# Task goal:
If a line of the data below holds the word "границы", list it.

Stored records
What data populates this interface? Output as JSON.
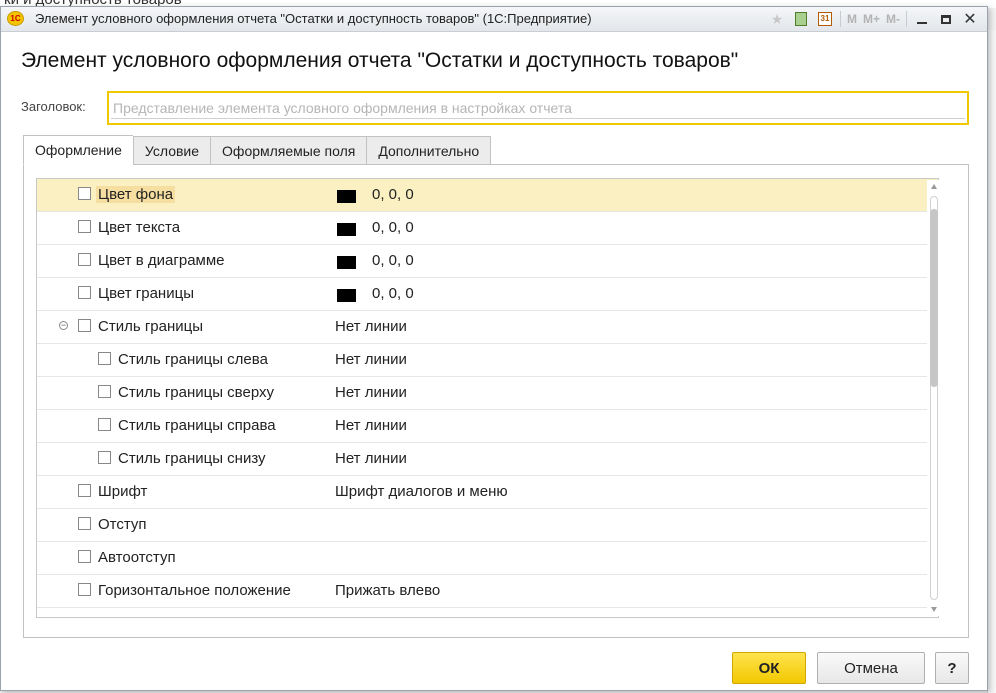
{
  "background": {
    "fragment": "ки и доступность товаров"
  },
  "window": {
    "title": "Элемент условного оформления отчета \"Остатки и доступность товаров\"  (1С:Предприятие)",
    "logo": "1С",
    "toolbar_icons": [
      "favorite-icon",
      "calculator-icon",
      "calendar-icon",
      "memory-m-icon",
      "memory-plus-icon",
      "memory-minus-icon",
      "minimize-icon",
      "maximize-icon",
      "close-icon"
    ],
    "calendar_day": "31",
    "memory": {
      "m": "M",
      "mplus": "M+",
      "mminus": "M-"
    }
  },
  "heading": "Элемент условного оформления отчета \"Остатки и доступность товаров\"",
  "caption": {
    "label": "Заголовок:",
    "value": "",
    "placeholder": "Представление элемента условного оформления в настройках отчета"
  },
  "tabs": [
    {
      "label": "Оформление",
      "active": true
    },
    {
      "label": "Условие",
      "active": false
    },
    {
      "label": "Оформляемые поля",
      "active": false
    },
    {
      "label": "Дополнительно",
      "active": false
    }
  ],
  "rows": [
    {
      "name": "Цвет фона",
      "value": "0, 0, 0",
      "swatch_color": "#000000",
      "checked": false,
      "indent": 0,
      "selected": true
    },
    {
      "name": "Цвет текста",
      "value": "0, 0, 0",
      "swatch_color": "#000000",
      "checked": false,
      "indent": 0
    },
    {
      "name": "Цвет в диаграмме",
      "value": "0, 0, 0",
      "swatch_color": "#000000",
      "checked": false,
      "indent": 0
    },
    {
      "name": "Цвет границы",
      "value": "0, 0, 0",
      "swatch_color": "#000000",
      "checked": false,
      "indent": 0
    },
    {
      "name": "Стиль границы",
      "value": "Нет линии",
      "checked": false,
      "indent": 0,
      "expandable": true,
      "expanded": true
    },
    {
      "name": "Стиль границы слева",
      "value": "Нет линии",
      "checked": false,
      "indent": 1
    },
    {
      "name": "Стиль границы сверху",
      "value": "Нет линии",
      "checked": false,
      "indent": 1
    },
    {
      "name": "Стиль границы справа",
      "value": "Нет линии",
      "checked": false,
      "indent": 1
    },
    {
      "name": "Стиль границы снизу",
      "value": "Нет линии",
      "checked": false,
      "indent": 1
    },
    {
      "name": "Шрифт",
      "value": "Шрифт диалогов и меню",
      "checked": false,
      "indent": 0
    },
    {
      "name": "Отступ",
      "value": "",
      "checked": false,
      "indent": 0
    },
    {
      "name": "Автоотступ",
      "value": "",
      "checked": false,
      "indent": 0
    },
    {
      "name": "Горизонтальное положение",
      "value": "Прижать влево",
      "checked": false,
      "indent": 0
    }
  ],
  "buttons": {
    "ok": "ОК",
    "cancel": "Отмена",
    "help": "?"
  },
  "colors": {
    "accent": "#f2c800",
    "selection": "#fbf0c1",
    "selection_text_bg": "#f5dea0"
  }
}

# Written response:
      "name": "Цвет границы",
      "name": "Стиль границы",
      "name": "Стиль границы слева",
      "name": "Стиль границы сверху",
      "name": "Стиль границы справа",
      "name": "Стиль границы снизу",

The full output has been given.